Nature represented an important force in Soledad MartinezÕs upbringing. She spent much of her childhood with her grandmother in the countryside learning the delicate balance between human beings and the land they depend on. Through her mother's garden in the city, she recognized the importance of maintaining that relationship, whether one lives surrounded by asphalt or forests. This background led her to seek out professional opportunities that brought her close to people cultivating the land, specifically those practicing agriculture in a sustainable relationship with the environment.
With a degree in agronomy engineering, Soledad began working in laboratories focused on ecological study, particularly the biological control of insect plagues. Realizing the lack of information on and appreciation of the environment, Soledad began to develop environmental education programs on organic production through partnerships with prominent environmental citizen sector organizations. At the same time, she began to practice what she preached and became a small farm owner, cultivating and selling organic produce. As an entrepreneur, she and a group of colleagues joined together to form the Entrepreneur's Club-Foundation, which brings together small-business entrepreneurs to share ideas and best practices. Soledad coordinates the Center for Ecological Action within this network.
Through 10 years of working with ecologically sound production, she has come into contact with groups of women, peasants, university students, professionals, and homeless people who are all interested in cultivating and learning to manage the land as a means for production.
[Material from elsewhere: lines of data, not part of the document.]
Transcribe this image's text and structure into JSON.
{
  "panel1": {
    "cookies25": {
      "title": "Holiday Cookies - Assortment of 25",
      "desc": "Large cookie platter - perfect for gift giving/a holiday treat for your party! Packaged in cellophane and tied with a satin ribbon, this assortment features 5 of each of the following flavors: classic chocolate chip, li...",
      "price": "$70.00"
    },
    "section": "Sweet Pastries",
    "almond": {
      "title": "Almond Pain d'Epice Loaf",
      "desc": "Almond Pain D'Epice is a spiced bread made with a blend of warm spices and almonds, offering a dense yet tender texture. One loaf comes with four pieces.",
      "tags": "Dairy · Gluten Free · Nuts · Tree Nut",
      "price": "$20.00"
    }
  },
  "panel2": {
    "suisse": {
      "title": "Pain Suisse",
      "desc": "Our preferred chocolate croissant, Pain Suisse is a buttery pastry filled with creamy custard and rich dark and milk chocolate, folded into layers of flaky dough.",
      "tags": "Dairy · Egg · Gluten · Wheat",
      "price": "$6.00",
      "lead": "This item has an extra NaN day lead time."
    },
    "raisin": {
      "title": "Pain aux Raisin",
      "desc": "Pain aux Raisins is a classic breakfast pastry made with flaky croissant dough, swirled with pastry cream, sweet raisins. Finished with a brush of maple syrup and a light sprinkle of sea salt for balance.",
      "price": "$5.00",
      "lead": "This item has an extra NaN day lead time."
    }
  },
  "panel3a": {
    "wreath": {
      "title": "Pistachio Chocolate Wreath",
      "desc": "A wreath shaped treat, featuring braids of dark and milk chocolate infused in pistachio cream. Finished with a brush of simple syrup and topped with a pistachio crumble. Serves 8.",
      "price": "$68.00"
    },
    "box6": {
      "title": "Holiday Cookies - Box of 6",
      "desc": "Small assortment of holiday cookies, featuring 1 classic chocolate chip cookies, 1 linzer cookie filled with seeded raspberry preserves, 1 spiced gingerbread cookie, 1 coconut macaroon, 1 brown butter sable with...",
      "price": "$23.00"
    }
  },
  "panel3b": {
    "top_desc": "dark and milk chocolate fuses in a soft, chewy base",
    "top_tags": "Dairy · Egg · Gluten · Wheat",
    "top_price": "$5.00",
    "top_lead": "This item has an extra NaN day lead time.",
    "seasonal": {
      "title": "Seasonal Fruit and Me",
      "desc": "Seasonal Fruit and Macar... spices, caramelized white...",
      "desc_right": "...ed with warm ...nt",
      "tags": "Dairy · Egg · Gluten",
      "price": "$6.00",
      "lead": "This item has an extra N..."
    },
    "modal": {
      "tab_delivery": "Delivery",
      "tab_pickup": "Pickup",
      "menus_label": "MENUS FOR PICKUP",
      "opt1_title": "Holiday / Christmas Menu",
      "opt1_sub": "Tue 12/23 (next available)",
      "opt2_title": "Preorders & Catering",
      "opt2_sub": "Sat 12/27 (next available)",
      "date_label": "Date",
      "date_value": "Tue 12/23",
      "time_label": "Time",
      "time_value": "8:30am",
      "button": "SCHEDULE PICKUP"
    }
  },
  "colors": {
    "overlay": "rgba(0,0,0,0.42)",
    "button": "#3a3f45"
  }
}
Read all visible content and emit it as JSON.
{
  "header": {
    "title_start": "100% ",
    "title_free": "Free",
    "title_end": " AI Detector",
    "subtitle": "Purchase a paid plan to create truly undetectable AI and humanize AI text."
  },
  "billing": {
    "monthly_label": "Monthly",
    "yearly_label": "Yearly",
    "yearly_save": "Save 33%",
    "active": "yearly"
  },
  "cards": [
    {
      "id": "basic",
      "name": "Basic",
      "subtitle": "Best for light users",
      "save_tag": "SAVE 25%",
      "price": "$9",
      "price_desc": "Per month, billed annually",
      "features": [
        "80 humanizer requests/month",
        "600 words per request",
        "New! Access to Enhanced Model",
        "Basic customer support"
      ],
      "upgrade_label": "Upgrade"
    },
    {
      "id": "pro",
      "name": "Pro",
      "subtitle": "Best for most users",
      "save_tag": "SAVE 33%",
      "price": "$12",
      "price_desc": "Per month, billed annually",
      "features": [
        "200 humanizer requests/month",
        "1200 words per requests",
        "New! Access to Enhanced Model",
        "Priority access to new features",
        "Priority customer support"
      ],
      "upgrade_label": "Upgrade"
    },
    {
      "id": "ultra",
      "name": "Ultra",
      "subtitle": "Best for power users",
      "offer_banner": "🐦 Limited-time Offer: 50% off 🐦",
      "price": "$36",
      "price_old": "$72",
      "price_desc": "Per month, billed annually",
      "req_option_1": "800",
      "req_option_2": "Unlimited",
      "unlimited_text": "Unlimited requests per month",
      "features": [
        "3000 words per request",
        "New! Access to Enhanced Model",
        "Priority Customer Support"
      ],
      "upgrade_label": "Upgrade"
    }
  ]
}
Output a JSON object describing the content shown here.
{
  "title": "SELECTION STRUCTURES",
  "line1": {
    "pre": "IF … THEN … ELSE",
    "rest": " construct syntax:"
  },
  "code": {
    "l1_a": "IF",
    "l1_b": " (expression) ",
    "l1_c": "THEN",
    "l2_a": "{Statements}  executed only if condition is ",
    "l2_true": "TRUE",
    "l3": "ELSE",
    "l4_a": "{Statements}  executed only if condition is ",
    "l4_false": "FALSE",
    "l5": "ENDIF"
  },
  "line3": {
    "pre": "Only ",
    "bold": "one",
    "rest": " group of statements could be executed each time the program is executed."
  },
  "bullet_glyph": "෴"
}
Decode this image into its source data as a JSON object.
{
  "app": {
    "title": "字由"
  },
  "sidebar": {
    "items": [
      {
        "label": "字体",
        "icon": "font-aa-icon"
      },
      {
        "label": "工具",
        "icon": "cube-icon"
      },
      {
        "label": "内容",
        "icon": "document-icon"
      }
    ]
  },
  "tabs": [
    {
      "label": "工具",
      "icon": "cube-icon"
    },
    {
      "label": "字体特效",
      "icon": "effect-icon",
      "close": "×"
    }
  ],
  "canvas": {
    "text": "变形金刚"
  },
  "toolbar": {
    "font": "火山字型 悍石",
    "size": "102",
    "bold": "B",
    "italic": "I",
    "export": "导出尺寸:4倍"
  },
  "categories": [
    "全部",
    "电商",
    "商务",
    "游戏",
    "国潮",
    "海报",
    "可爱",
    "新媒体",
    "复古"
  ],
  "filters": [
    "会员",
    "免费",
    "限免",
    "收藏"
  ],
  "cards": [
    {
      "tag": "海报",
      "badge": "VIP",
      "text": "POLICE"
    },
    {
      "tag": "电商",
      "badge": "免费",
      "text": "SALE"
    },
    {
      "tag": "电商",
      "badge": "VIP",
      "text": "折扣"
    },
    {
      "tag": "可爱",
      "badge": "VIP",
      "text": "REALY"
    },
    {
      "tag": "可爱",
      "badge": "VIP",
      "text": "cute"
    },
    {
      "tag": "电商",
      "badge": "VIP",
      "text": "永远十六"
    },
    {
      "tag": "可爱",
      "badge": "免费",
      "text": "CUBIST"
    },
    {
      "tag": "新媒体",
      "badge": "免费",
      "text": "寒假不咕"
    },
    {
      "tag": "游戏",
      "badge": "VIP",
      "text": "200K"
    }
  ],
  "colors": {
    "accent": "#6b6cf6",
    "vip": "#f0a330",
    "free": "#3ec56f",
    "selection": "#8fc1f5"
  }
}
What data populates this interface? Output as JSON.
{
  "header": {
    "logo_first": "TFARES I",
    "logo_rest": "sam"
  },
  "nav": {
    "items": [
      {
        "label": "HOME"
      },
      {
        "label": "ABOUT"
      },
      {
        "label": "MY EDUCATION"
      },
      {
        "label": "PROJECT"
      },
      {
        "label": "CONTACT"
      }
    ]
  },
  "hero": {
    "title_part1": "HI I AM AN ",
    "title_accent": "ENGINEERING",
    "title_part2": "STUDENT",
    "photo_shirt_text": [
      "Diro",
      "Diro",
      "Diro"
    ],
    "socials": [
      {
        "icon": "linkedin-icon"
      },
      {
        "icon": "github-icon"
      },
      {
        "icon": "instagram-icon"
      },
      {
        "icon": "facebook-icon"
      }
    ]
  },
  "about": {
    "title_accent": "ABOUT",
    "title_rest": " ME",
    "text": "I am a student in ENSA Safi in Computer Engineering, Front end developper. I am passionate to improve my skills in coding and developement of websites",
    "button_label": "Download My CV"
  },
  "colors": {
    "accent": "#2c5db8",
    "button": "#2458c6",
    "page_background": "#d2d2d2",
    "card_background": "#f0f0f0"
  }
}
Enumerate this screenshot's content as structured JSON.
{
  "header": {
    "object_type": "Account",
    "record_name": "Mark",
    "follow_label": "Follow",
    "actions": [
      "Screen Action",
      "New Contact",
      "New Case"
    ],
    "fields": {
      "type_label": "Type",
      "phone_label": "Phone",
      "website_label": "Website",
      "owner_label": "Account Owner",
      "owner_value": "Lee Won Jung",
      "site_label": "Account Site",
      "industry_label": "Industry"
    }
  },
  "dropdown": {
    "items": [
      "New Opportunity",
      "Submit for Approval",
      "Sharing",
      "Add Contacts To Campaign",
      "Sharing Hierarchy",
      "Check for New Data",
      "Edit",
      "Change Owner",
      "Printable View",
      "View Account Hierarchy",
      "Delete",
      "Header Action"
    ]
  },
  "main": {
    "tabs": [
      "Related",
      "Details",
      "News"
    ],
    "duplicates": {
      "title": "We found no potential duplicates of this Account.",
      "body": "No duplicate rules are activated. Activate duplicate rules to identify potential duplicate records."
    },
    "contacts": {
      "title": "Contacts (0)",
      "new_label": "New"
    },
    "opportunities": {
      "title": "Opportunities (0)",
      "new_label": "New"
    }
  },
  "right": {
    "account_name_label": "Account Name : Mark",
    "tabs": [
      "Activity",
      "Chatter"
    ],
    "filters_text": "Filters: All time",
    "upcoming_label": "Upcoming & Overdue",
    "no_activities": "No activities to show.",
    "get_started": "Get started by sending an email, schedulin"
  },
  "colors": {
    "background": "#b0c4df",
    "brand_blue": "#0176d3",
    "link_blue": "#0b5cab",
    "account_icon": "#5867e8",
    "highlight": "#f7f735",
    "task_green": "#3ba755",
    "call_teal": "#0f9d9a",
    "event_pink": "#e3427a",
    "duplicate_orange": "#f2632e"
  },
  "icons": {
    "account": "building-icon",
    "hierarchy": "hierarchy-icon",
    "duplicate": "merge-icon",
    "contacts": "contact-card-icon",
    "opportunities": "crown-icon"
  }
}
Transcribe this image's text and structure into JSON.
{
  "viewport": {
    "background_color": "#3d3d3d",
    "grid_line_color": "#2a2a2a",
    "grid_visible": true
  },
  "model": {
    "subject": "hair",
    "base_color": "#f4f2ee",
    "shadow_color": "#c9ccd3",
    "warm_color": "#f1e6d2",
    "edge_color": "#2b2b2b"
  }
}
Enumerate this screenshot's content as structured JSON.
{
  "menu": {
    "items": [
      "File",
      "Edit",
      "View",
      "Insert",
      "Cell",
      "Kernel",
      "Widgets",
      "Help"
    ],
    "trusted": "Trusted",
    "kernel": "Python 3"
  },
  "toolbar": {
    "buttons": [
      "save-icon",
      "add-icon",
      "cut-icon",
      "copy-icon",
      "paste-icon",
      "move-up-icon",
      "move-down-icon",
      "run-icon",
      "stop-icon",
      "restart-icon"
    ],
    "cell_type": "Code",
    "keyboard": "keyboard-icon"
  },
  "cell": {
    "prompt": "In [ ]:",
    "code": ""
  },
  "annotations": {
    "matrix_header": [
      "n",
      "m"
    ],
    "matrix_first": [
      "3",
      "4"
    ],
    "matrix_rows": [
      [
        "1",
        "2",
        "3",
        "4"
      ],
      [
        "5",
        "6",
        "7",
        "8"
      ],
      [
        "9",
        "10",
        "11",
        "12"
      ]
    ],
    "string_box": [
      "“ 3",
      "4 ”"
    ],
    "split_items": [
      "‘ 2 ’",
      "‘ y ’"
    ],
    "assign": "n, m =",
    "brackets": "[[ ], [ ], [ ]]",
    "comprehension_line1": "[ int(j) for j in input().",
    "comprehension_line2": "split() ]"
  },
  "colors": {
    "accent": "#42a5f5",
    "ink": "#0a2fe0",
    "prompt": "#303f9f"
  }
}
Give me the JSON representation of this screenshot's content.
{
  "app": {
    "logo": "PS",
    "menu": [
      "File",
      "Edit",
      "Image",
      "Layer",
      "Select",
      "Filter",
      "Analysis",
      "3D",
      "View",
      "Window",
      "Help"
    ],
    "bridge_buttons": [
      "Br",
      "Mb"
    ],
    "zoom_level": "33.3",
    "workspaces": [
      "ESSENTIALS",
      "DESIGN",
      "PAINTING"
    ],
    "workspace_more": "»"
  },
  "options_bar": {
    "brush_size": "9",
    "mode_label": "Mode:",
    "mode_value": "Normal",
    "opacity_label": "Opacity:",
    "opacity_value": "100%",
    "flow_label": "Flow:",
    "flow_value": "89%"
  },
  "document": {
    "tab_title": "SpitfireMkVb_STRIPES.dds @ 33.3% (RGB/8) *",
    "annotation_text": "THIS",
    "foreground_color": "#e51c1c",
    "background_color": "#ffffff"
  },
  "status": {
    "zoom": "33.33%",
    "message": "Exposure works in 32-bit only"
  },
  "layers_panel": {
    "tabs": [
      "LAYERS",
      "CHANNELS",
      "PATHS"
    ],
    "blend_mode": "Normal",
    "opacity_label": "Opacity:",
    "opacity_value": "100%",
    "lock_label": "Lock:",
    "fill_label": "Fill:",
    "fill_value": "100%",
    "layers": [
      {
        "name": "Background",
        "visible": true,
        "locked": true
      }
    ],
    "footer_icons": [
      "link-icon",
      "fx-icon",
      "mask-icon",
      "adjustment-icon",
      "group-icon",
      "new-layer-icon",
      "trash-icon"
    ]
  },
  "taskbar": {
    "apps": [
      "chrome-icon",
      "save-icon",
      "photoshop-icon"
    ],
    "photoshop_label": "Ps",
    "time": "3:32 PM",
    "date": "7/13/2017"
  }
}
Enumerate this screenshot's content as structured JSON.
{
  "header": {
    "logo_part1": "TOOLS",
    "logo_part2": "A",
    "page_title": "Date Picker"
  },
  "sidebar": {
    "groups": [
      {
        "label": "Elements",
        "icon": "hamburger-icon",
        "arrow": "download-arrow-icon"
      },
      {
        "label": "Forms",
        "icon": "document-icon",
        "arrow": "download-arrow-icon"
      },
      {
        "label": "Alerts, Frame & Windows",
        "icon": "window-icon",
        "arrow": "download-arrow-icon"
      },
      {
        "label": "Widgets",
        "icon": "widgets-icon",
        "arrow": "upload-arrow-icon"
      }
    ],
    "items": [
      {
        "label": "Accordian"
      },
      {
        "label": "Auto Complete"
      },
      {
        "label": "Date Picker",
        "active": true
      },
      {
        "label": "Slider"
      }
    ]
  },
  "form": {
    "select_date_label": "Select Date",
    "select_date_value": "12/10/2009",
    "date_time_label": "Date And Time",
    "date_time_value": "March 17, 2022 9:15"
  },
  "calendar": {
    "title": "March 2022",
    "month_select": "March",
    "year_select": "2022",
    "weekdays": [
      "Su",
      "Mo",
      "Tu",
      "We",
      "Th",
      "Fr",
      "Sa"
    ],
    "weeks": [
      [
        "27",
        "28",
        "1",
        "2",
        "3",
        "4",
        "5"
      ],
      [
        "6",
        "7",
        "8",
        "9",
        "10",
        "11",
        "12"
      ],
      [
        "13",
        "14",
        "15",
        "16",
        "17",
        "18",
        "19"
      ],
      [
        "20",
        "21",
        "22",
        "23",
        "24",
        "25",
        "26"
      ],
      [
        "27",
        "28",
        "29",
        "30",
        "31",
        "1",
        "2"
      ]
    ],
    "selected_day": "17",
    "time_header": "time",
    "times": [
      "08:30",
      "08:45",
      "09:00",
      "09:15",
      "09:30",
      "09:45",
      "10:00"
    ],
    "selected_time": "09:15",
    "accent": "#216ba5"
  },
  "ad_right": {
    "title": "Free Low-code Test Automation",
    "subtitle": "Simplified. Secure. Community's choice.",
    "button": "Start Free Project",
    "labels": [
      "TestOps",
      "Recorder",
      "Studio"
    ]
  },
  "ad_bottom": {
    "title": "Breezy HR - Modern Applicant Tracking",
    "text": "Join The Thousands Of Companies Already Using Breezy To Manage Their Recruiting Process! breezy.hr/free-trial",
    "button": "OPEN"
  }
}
One day, returning from the weekly fair where she sells her organic produce, she stopped at a traffic light. A young street beggar came to her window to ask for spare change. When he saw the bag of carrots next to her, fresh from the market, he asked if he could have one. Soledad was surprised by his sheer joy when she handed him the whole bag, and shocked when the boy then disbursed the rest to the street children gathered at the intersection. In the back seat, Soledad's daughter said, "Instead of coins, let's give fruit or carrots so they can eat something healthy. Or we can make gardens in the street." It was exactly what Soledad had been thinking after seeing plots of unused land, the degradation of the environment, and the decline of nutrition levels. Soledad started setting in motion her idea to enable even the most marginal groups to rediscover a sustainable and beneficial relationship with their environment by producing their own food.